(Input)
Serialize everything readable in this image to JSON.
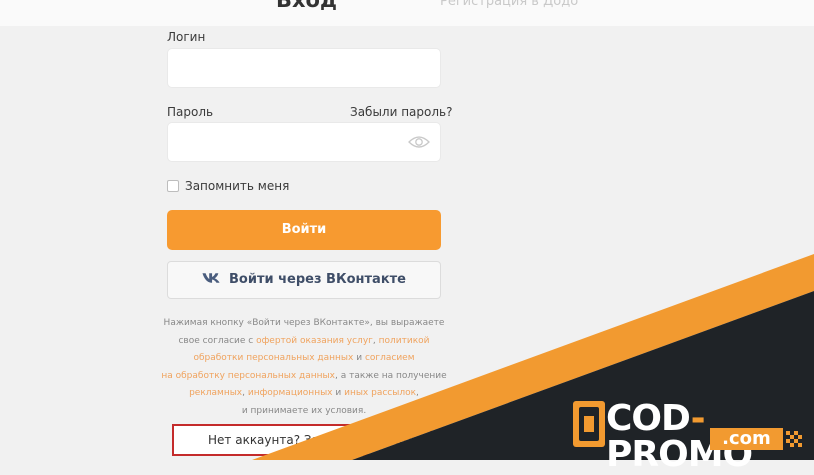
{
  "header": {
    "title": "Вход",
    "faded_tab": "Регистрация в Додо"
  },
  "form": {
    "login_label": "Логин",
    "login_value": "",
    "password_label": "Пароль",
    "password_value": "",
    "forgot_link": "Забыли пароль?",
    "remember_label": "Запомнить меня",
    "login_button": "Войти",
    "vk_button": "Войти через ВКонтакте"
  },
  "terms": {
    "line1": "Нажимая кнопку «Войти через ВКонтакте», вы выражаете",
    "line2_pre": "свое согласие с ",
    "line2_link1": "офертой оказания услуг",
    "line2_sep": ", ",
    "line2_link2": "политикой",
    "line3_link": "обработки персональных данных",
    "line3_mid": " и ",
    "line3_link2": "согласием",
    "line4_link": "на обработку персональных данных",
    "line4_post": ", а также на получение",
    "line5_link1": "рекламных",
    "line5_sep1": ", ",
    "line5_link2": "информационных",
    "line5_mid": " и ",
    "line5_link3": "иных рассылок",
    "line5_end": ",",
    "line6": "и принимаете их условия."
  },
  "register": {
    "text": "Нет аккаунта? Зарегистрироваться"
  },
  "watermark": {
    "brand_left": "COD",
    "dash": "-",
    "brand_right": "PROMO",
    "sub": ".com"
  },
  "colors": {
    "accent": "#f79a30",
    "dark_band": "#1f2327",
    "register_border": "#c42b2b",
    "link": "#f0a35e"
  },
  "icons": {
    "eye": "eye-icon",
    "vk": "vk-logo-icon",
    "brand": "cod-promo-logo-icon"
  }
}
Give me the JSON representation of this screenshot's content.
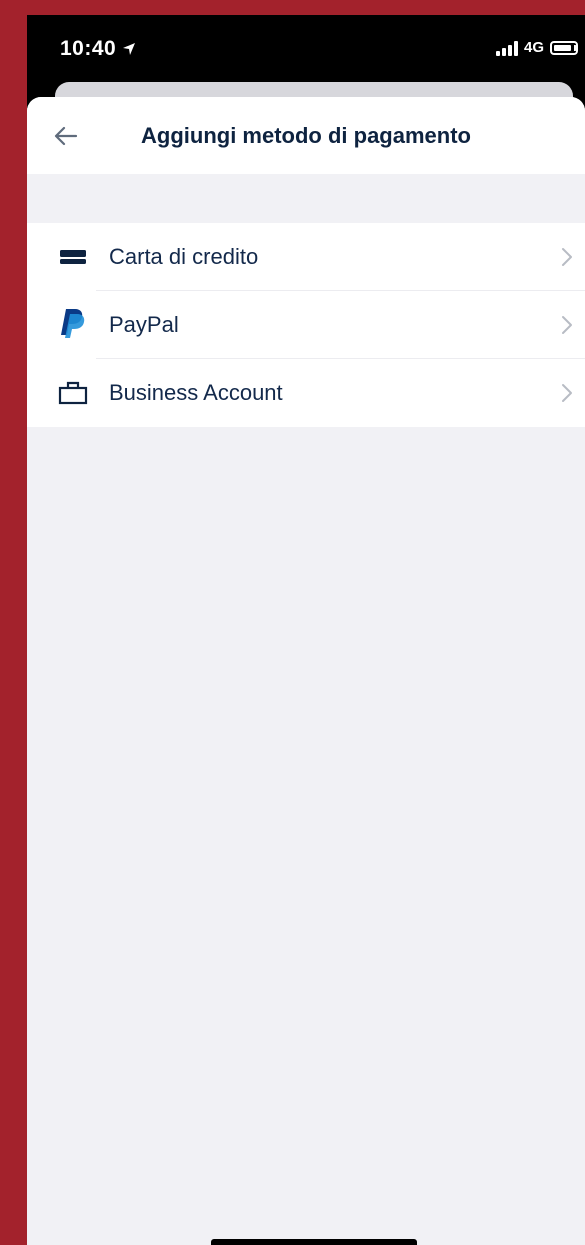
{
  "status_bar": {
    "time": "10:40",
    "network": "4G"
  },
  "header": {
    "title": "Aggiungi metodo di pagamento"
  },
  "payment_methods": [
    {
      "label": "Carta di credito",
      "icon": "credit-card-icon"
    },
    {
      "label": "PayPal",
      "icon": "paypal-logo-icon"
    },
    {
      "label": "Business Account",
      "icon": "briefcase-icon"
    }
  ],
  "colors": {
    "accent_frame": "#a3222c",
    "text_primary": "#13294b",
    "background": "#f1f1f5"
  }
}
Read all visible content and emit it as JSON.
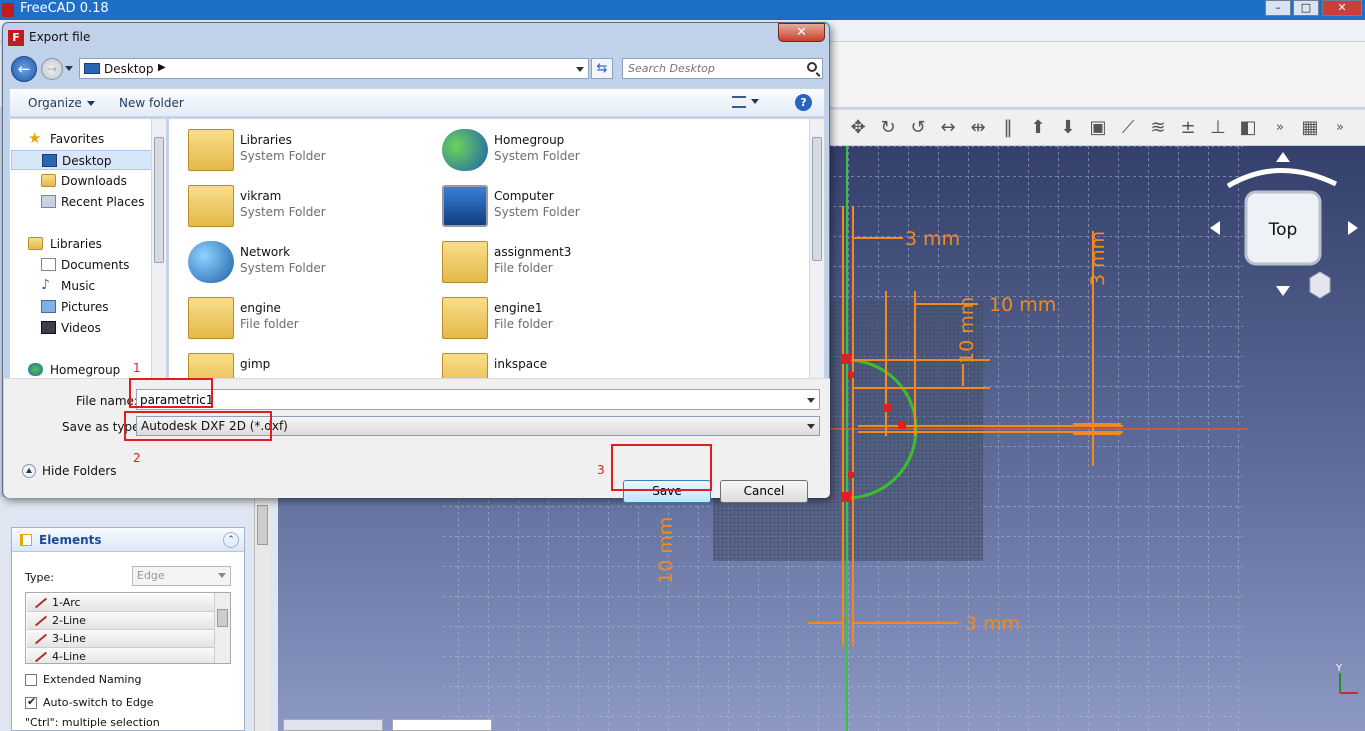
{
  "app": {
    "title": "FreeCAD 0.18"
  },
  "dialog": {
    "title": "Export file",
    "address": {
      "location": "Desktop"
    },
    "search": {
      "placeholder": "Search Desktop"
    },
    "toolbar": {
      "organize": "Organize",
      "new_folder": "New folder"
    },
    "nav": {
      "favorites": "Favorites",
      "favorite_items": [
        "Desktop",
        "Downloads",
        "Recent Places"
      ],
      "libraries": "Libraries",
      "library_items": [
        "Documents",
        "Music",
        "Pictures",
        "Videos"
      ],
      "homegroup": "Homegroup"
    },
    "files": [
      {
        "name": "Libraries",
        "kind": "System Folder"
      },
      {
        "name": "Homegroup",
        "kind": "System Folder"
      },
      {
        "name": "vikram",
        "kind": "System Folder"
      },
      {
        "name": "Computer",
        "kind": "System Folder"
      },
      {
        "name": "Network",
        "kind": "System Folder"
      },
      {
        "name": "assignment3",
        "kind": "File folder"
      },
      {
        "name": "engine",
        "kind": "File folder"
      },
      {
        "name": "engine1",
        "kind": "File folder"
      },
      {
        "name": "gimp",
        "kind": ""
      },
      {
        "name": "inkspace",
        "kind": ""
      }
    ],
    "file_name_label": "File name:",
    "file_name_value": "parametric1",
    "save_type_label": "Save as type:",
    "save_type_value": "Autodesk DXF 2D (*.dxf)",
    "hide_folders": "Hide Folders",
    "save": "Save",
    "cancel": "Cancel",
    "annotations": [
      "1",
      "2",
      "3"
    ]
  },
  "elements_panel": {
    "title": "Elements",
    "type_label": "Type:",
    "type_value": "Edge",
    "items": [
      "1-Arc",
      "2-Line",
      "3-Line",
      "4-Line"
    ],
    "extended_naming": "Extended Naming",
    "auto_switch": "Auto-switch to Edge",
    "hint": "\"Ctrl\": multiple selection"
  },
  "view": {
    "navcube_face": "Top",
    "dimensions": [
      "3 mm",
      "10 mm",
      "10 mm",
      "3 mm",
      "10 mm",
      "3 mm"
    ],
    "axis_y": "Y"
  }
}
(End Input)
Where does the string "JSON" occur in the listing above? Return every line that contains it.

Serialize everything readable in this image to JSON.
Give me the JSON representation of this screenshot's content.
Read all visible content and emit it as JSON.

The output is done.